Blair, a critic for decades on the U.S. handling of nuclear weapons, wrote in 2004 that the Air Force's Strategic Air Command quietly decided set the locks to all zeroes in order to circumvent a demand from then-President John F. Kennedy in 1962.

"During the early to mid-1970s, during my stint as a Minuteman launch officer, they still had not been changed," he wrote. "Our launch checklist in fact instructed us, the firing crew, to double-check the locking panel in our underground launch bunker to ensure that no digits other than zero had been inadvertently dialed into the panel."

The Air Force made the decision, Blair alleged, because it was less concerned with accidental launches than with too many safeguards interfering if a launch was needed.
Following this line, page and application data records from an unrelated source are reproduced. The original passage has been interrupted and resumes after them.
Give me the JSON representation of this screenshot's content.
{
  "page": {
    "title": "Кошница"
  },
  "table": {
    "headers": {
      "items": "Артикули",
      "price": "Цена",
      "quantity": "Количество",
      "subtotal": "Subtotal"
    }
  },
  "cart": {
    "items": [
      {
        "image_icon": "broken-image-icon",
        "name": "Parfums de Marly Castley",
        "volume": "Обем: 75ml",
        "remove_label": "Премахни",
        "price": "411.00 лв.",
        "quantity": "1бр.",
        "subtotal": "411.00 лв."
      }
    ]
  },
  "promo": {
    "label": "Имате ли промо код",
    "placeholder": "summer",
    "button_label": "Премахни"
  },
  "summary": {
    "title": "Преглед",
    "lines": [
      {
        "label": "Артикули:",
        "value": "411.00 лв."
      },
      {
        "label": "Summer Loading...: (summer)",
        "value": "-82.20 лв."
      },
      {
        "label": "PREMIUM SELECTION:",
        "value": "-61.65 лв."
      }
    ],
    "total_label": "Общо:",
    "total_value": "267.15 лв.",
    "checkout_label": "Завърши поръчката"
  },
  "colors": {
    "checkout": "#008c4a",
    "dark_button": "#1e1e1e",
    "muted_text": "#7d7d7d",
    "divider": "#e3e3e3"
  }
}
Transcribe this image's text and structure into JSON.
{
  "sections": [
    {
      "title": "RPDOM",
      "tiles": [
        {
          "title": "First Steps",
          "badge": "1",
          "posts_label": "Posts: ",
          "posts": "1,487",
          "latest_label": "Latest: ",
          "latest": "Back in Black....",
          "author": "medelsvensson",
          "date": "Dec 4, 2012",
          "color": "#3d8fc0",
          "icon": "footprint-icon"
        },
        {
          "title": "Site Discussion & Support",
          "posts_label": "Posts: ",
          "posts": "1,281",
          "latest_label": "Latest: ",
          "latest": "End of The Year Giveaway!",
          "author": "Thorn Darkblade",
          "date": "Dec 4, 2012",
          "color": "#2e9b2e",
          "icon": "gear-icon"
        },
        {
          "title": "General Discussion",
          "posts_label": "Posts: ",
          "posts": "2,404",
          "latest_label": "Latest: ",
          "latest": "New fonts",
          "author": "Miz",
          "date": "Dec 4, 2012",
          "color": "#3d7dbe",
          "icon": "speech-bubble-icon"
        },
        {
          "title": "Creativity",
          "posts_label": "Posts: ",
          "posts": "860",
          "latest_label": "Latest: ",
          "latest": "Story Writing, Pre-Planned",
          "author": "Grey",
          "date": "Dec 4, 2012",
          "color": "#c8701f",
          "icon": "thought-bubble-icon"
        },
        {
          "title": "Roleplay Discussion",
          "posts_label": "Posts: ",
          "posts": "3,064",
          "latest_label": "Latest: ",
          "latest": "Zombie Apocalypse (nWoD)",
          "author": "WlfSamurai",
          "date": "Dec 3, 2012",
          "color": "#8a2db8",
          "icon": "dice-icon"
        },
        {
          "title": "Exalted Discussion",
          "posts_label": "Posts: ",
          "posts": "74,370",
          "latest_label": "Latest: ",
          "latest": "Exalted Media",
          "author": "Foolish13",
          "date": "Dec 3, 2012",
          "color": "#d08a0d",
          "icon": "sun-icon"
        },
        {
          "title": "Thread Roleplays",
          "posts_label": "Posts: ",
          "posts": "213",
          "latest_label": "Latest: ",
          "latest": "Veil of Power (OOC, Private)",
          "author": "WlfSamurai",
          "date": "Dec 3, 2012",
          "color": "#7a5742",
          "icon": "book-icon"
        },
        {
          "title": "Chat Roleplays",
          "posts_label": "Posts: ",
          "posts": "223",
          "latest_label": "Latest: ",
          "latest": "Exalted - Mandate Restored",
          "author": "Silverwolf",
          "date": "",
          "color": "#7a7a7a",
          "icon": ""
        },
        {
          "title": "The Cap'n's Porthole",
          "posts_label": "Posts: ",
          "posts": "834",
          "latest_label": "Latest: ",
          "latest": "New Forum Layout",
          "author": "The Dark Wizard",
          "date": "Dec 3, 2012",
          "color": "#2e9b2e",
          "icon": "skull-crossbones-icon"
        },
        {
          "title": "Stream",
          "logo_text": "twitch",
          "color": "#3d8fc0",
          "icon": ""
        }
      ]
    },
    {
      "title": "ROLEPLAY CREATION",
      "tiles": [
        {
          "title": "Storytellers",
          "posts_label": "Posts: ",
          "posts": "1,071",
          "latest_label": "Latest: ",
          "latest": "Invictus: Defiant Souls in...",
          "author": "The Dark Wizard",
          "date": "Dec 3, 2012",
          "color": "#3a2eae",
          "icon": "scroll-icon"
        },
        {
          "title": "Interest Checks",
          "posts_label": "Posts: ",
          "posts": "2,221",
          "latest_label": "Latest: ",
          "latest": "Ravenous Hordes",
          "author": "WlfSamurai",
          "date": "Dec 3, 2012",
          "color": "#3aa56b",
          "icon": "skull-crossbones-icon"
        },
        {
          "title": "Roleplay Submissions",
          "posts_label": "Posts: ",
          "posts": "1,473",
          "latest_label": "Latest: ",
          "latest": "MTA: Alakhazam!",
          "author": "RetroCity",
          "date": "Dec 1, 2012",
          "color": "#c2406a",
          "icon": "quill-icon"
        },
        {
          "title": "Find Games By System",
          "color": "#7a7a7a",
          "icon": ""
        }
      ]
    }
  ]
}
The story made a comeback late last year, when it was featured on the website Today I Found Out. It then spread to the technology blog Gizmodo, the Huffington Post, the Daily Mail newspaper in London and other news outlets, prompting the Air Force to respond to questions about the issue from Congress.

But Blair, who has testified before Congress on nuclear policy, told Foreign Policy that while the new document describes in some detail how the Minuteman missile program works now, it leaves out key basics from before 1977. That is when a program known as Rivet Save added in additional security precautions, including new launch codes, allowing the United States to reduce the number of personnel needed for the program.

"Before this real enable code system was adopted, there was no technical safeguard and both crewmembers were thus required to stay awake throughout the alert period in the underground capsule," Blair said. "Thus the document errs and misleads when it says that the 00000000 enable code system was never used."

The military's new response to Congress also states that upon the direction of the president, two "separate and distinct processes are required to launch an ICBM." First, the missile must be enabled, or "unlocked," it says. The enabled missile must then be commanded to launch from two separate launch control centers, using a series of codes that are not stored in the control centers, the response says.

Blair said that contention is misleading, too. A single control center could fire "the entire squadron of 50 missiles" using a device called a single-vote timer, he said. If none of the other four launch control centers stopped a launch command using the timer, the missiles would be fired after the timer expires, he said.

Attempts to solicit comment from the Air Force were unsuccessful. However, Lance Lord, a retired four-star general and former nuclear launch officer, said he does not recall any codes including all zeroes ever being used. Like Blair, he recalled that both crew members in a launch control center were required to stay awake prior to Rivet Save being put in place in the late 1970s.

Blair has consistently defended his story over the years, most recently in a December exchange with the blog The War Room. He told Foreign Policy he questions the Air Force's motivation for responding now, considering the service wants to replace or rebuild its existing Minuteman arsenal and needs Congress to approve money to do so.

The U.S. military's new response to Congress fails to address Blair's long-held claim that nuclear codes in the early 1970s were different than they are today, said Jeffrey Lewis, director of the East Asia Nonproliferation Program at the Monterey Institute for International Studies. Asked to review the new military document by Foreign Policy, he said confirmation of Blair's story hinges heavily on the documents Blair says he has (but refuses to share). Lewis added that the argument over the past existence of "00000000" codes is "really just a proxy for a broader question about our reliance on nuclear weapons and the trust we place in government.

"Bruce is correct about the major historical narrative at stake - the United States Air Force, particularly Strategic Air Command, generally resisted the introduction of technical safeguards out of concerns that such measures might make it more difficult to use the weapons in the event of a conflict," Lewis said. "Like many other practices of the period... the Air Force's emphasis on readiness at the expense of safety at that time seems, admittedly with the benefit of hindsight, unwise in the extreme."

140113 Blair ICBM Code Response by Dan Lamothe